A buffer in a window in a tab
From the vim docs.
A buffer is the in-memory text of a file.
A window is a viewport on a buffer.
A tab page is a collection of windows.
I believe that opening new buffers/files in the current tab or in a new tab, both are sensible workflows. Opening in a new tab certainly makes sense when you have many windows of the same buffer in the current tab. However, in almost all cases it will be more intuitive to close the current buffer with
:bd (which also closes the tab/window unless there is a split with another buffer), instead of closing the current tab/window with
:q (which will leave the buffer open if there is another active tab/window).
Advantages of tabs

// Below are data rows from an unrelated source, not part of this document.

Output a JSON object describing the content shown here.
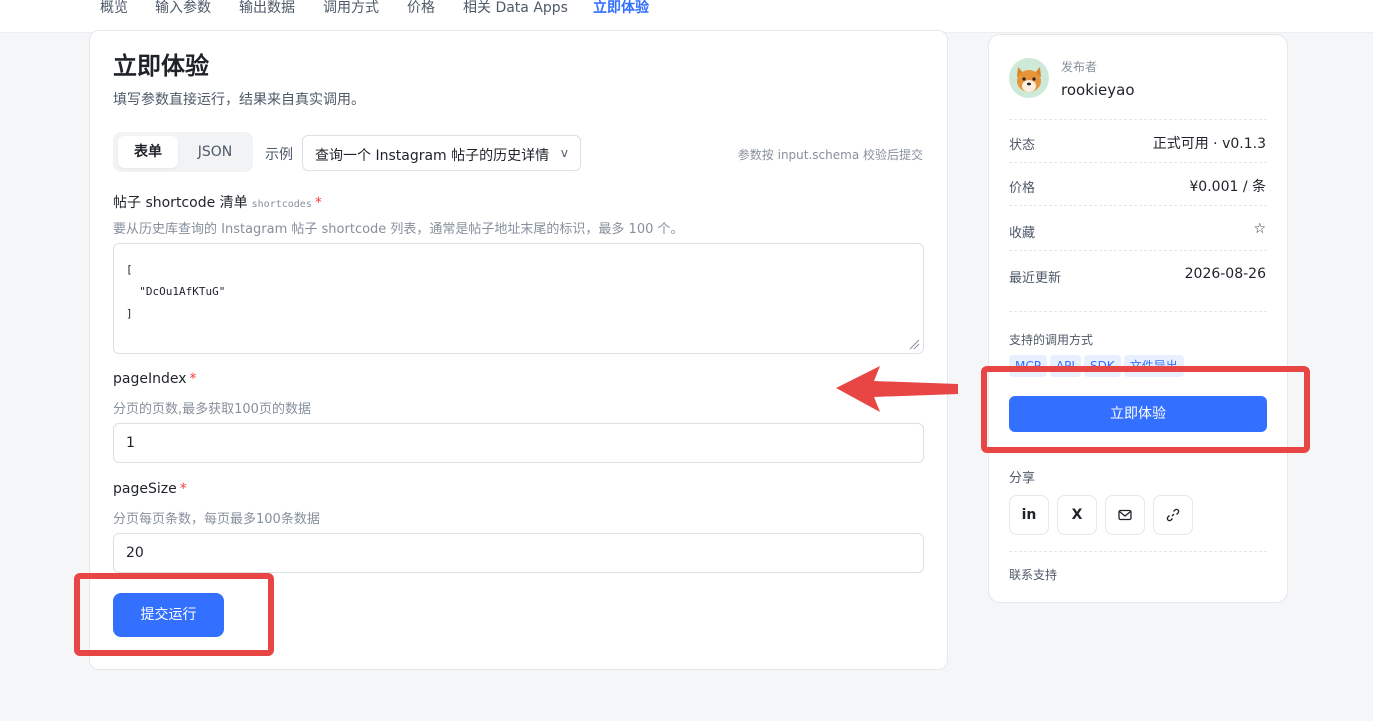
{
  "nav": {
    "tabs": [
      "概览",
      "输入参数",
      "输出数据",
      "调用方式",
      "价格",
      "相关 Data Apps",
      "立即体验"
    ],
    "active_tab": "立即体验"
  },
  "main": {
    "title": "立即体验",
    "description": "填写参数直接运行，结果来自真实调用。",
    "mode_form": "表单",
    "mode_json": "JSON",
    "example_label": "示例",
    "example_selected": "查询一个 Instagram 帖子的历史详情",
    "schema_note": "参数按 input.schema 校验后提交",
    "shortcodes": {
      "label": "帖子 shortcode 清单",
      "key": "shortcodes",
      "required_mark": "*",
      "description": "要从历史库查询的 Instagram 帖子 shortcode 列表，通常是帖子地址末尾的标识，最多 100 个。",
      "value": "[\n  \"DcOu1AfKTuG\"\n]"
    },
    "page_index": {
      "label": "pageIndex",
      "required_mark": "*",
      "description": "分页的页数,最多获取100页的数据",
      "value": "1"
    },
    "page_size": {
      "label": "pageSize",
      "required_mark": "*",
      "description": "分页每页条数，每页最多100条数据",
      "value": "20"
    },
    "submit_label": "提交运行"
  },
  "sidebar": {
    "publisher_label": "发布者",
    "publisher_name": "rookieyao",
    "status_label": "状态",
    "status_value": "正式可用 · v0.1.3",
    "price_label": "价格",
    "price_value": "¥0.001 / 条",
    "favorite_label": "收藏",
    "favorite_icon": "☆",
    "updated_label": "最近更新",
    "updated_value": "2026-08-26",
    "methods_label": "支持的调用方式",
    "methods": [
      "MCP",
      "API",
      "SDK",
      "文件导出"
    ],
    "try_label": "立即体验",
    "share_label": "分享",
    "share_buttons": [
      "in",
      "X"
    ],
    "contact_label": "联系支持"
  },
  "colors": {
    "accent": "#3370ff",
    "annotation": "#e84545",
    "required": "#f53f3f"
  }
}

- Visual reminder that multiple buffers are open.
- It is natural to open a new file in a new tab, as long as you make sure that you are actually closing the buffer when you are done working with that file instead of just the tab.
- Say I have two windows open on the same buffer, one inspecting code in the beginning and one in the end. If I want to edit a second file, it would be more intuitive to open this buffer in a new tab, than to change each window in the current tab. The same logic can be applied when having one tab open.
vi <filename> opens an instance of vim and displays the file as a buffer in a window. Several windows can be used to view the same buffer (usually for different parts of the same file).
:x closes the current window. If the window is the last window of a tab, it will close the tab, but the file buffer will still be open if there is another active window. If the window is the last window of the vim-instance, it will close the remaining buffers and the vim-instance.
:e <filename>opens a file in a new buffer in the current window.
:lsshows all the open buffers.
:bpswitches to the next/previous buffer. Map to
nnoremap gb :bn<cr>).
:bdcloses the current buffer. This will also close the current window/tab, unless there are no more open buffers. If you close the last buffer, you will remain in vim with an empty window. Don’t use
:bwunless sure of what you’re doing.
:tabe <filename>opens a file in a new buffer in a new window in a new tab.
:tabccloses the current tab, you cannot close the last tab, i.e. you have to close the window or the buffer.
vi -p <file1> <file2>opens the files in separate buffers, windows and tabs.
gTswitches to the next/previous tab.
- If using lots of buffers, you can add
nnoremap <your-key-combo> :ls<cr>:b<space>to
~/.vimrcfor faster navigation with buffer numbers.
:tab sballopens a new tab for each open buffer.
:set hiddenallows to switch from buffers without saving them first.
:se switchbuf=usetab,newtabswitching to the existing tab if the buffer is open, or creating a new one if not.
- Using vim tabs like buffers
- How to work efficiently with multiple files in vim?
- Vim buffer FAQ
- Vim tab madness. Buffers vs tabs
- How to use tabs
- Buffers, windows, and tabs
- Why do vim expoertd prefer buggers over tabs?
- Switching between files rapidly using vanilla vim (no plugins)